Problem to work on :: Please filter the data down to the lines that include the word "screenshot" and copy them.

Information ::

........

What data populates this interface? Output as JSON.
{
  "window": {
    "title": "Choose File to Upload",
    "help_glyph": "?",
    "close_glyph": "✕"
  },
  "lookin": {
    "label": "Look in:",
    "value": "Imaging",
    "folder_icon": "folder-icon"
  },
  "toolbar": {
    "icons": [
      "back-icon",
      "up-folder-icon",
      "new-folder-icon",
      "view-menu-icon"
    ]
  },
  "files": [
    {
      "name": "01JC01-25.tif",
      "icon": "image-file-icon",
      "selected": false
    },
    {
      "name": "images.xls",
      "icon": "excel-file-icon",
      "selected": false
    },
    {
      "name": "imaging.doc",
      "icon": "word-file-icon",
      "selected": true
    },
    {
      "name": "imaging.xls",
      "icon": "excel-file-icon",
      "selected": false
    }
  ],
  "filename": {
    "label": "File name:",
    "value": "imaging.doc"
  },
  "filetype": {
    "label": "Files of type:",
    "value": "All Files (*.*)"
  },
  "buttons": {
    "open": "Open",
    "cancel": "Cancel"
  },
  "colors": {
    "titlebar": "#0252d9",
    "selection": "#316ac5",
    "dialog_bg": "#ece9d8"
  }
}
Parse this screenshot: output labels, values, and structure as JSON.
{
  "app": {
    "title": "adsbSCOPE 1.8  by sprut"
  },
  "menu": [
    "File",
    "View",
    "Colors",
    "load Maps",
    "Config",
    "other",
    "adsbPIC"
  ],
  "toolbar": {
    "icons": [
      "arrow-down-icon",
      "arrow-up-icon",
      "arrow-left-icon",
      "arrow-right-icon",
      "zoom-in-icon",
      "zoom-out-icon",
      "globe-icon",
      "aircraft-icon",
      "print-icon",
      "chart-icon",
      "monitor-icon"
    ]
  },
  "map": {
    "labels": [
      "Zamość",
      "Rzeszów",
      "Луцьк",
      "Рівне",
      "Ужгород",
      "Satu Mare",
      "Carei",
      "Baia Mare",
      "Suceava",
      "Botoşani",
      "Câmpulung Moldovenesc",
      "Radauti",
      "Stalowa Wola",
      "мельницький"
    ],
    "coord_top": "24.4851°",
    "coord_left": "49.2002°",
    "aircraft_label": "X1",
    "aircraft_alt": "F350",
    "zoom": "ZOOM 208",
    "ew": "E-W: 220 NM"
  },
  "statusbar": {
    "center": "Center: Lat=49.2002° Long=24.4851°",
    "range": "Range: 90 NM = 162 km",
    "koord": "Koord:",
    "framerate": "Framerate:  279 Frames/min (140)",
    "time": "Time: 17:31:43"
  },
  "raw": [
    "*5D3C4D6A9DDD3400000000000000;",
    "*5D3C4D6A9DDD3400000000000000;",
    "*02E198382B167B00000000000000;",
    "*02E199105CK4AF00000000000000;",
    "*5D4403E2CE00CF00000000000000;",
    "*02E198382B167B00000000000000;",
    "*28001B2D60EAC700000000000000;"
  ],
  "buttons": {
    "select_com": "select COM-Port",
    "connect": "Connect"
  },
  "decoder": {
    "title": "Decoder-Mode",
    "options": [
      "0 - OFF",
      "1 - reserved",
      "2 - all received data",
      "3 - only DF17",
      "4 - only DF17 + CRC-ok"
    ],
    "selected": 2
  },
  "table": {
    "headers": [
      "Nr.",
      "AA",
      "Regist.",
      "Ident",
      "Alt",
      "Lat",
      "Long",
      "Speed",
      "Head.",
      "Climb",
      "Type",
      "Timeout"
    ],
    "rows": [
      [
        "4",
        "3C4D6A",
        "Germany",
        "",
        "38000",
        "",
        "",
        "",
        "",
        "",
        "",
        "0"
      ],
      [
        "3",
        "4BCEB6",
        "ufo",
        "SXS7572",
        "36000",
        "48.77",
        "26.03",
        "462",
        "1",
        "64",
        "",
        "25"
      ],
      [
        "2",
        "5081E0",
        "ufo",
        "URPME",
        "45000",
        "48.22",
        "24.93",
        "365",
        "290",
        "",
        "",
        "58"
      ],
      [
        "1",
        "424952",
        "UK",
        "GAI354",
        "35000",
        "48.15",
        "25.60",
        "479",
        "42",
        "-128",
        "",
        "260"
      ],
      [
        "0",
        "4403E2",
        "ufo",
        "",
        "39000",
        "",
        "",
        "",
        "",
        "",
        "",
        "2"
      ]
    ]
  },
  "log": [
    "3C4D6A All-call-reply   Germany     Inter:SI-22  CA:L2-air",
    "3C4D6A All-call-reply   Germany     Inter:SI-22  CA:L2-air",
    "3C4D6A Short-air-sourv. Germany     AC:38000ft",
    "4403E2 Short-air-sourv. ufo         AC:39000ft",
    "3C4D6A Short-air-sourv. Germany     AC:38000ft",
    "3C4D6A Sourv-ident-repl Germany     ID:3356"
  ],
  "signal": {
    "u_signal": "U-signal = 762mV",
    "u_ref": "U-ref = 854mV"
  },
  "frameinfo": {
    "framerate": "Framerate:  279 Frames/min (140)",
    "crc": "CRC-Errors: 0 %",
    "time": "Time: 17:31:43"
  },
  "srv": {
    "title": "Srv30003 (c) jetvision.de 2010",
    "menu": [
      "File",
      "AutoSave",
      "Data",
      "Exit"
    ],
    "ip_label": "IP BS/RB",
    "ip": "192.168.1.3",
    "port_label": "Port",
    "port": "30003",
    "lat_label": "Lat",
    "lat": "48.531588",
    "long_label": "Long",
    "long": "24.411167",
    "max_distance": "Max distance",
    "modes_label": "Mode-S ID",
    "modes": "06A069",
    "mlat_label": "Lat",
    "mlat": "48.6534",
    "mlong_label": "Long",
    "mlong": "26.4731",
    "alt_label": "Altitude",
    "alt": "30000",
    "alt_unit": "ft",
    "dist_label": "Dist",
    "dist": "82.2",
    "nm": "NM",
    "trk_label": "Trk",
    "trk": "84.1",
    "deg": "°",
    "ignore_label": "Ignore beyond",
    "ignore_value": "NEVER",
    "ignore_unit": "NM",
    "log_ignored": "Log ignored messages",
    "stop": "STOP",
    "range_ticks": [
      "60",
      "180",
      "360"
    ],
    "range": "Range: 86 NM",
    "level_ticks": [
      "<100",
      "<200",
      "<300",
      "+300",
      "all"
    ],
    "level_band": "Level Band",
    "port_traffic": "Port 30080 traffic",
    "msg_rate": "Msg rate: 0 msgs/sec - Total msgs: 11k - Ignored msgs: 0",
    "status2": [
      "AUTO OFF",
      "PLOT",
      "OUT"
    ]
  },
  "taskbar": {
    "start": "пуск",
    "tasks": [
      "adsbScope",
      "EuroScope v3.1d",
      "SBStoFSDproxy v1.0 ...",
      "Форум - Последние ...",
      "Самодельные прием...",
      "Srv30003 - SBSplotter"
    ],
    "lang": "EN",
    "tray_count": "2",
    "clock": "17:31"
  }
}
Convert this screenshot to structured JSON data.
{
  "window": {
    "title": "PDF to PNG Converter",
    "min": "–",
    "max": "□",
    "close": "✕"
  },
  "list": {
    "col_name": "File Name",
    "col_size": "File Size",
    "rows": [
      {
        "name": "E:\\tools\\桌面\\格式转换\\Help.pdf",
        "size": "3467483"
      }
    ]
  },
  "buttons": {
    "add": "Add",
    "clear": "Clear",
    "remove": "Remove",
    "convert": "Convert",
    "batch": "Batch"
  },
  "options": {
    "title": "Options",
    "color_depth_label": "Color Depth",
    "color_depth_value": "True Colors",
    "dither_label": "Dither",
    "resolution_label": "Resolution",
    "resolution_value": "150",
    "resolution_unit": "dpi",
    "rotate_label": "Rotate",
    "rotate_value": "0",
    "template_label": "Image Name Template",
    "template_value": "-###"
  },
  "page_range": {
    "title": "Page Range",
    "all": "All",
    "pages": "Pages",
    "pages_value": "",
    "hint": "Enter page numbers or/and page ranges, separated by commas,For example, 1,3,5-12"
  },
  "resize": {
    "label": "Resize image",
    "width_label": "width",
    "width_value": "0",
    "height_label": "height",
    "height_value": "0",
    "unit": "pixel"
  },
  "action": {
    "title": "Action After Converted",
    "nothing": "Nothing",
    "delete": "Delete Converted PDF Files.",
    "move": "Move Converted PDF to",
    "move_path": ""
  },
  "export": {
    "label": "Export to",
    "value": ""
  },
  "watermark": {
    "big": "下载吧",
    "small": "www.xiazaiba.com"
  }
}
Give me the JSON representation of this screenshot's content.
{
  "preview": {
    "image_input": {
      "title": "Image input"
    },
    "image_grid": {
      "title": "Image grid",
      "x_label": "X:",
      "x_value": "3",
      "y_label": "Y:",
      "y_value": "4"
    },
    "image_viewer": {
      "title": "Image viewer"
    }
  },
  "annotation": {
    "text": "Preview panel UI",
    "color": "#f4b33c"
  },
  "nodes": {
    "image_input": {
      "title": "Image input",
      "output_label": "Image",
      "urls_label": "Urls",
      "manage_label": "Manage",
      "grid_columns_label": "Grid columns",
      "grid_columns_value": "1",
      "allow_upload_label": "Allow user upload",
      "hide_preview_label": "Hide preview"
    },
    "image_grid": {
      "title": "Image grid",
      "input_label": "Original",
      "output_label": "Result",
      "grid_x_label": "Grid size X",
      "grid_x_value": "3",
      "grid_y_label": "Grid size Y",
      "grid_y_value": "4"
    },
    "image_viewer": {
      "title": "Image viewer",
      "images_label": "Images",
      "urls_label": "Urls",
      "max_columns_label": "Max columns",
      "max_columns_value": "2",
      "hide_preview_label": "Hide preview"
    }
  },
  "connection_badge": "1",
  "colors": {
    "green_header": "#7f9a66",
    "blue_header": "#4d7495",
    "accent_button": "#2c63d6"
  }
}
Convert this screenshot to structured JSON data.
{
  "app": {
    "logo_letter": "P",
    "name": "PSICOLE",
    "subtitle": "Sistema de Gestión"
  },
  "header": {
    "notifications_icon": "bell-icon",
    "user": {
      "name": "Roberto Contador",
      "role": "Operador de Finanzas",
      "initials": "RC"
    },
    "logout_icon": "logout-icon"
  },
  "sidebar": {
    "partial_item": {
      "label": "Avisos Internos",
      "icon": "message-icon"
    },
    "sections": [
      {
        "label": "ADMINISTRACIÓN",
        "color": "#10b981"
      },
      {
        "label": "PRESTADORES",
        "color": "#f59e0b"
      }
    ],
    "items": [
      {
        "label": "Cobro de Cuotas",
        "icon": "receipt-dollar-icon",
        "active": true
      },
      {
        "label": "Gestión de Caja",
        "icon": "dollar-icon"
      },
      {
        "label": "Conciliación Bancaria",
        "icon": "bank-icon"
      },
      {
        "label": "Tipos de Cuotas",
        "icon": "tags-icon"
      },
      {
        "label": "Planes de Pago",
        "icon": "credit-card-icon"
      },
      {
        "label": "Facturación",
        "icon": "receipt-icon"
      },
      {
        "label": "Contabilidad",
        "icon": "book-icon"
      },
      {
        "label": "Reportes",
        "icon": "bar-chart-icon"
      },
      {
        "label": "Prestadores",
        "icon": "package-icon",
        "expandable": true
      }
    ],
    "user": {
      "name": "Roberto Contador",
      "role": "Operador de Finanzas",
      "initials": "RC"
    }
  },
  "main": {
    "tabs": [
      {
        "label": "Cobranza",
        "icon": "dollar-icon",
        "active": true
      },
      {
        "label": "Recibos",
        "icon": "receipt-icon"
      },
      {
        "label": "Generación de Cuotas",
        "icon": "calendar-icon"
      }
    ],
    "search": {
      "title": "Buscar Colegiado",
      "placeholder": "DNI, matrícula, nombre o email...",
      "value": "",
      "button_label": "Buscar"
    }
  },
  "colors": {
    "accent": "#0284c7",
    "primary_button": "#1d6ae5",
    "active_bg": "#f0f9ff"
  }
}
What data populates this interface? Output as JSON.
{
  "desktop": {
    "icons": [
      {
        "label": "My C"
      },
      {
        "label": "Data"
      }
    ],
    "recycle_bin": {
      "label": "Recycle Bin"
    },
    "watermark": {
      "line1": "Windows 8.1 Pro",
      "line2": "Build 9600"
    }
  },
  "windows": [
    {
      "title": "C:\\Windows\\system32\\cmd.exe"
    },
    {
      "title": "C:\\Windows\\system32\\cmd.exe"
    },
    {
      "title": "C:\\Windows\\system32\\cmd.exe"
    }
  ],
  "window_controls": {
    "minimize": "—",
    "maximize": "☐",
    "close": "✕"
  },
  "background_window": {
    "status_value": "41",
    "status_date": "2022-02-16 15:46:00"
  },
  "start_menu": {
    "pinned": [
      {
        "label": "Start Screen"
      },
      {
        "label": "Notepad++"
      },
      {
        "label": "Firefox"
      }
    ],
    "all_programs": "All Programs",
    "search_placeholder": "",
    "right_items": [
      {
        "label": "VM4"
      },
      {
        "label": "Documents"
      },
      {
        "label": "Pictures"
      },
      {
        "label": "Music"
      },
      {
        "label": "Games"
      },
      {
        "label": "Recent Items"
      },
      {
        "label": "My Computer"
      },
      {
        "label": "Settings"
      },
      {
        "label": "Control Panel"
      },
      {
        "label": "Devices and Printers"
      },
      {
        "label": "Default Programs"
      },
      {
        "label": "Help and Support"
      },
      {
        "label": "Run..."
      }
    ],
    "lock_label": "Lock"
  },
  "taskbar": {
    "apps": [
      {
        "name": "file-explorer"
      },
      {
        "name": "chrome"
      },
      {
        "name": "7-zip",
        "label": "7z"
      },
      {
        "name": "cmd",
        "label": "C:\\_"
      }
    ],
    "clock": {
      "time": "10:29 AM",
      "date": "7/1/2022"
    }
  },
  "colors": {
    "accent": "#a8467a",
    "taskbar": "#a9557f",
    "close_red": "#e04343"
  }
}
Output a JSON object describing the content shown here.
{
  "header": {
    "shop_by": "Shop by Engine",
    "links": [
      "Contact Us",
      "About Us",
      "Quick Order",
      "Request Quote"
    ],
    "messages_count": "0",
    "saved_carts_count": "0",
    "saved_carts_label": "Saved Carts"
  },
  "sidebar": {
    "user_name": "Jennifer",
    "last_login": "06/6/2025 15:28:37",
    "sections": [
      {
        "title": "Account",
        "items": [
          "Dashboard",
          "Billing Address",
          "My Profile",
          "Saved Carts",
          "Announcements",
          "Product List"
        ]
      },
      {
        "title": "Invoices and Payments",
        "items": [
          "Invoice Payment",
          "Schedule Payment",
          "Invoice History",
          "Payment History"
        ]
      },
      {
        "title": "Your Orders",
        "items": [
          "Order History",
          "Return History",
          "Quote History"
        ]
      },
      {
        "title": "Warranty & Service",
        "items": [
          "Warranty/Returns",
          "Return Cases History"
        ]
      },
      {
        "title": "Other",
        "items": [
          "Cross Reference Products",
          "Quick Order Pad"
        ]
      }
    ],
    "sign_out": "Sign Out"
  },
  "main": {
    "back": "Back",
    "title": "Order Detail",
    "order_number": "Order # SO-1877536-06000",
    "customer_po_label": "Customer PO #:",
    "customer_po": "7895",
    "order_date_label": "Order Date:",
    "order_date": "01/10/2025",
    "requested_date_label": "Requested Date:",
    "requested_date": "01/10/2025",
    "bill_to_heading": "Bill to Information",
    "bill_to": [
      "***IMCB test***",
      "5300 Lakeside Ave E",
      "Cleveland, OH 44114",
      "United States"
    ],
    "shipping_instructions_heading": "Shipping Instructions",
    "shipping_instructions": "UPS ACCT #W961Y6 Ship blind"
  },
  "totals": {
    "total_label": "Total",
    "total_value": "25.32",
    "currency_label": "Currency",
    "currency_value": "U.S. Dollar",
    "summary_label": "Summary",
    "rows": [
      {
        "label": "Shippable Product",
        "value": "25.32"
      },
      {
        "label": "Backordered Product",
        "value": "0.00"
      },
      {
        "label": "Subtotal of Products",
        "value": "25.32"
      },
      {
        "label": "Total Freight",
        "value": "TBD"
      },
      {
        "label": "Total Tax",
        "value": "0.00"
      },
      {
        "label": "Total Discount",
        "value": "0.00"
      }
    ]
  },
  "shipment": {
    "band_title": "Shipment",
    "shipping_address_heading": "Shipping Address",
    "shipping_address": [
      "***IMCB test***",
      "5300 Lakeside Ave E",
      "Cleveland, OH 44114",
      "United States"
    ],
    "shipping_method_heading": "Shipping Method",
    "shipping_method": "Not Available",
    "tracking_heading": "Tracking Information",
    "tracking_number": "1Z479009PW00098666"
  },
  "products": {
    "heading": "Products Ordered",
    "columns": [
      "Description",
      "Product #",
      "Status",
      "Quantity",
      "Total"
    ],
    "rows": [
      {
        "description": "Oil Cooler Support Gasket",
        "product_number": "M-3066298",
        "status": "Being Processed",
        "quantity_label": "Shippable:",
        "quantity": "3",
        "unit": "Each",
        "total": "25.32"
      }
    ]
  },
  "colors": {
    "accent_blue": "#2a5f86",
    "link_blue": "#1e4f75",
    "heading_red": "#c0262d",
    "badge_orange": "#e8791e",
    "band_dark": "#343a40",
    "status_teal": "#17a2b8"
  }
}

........

Completed exercise ::
Parse this screenshot: output labels, values, and structure as JSON.
Convert this screenshot to structured JSON data.
Give me the JSON representation of this screenshot's content.
Convert this screenshot to structured JSON data.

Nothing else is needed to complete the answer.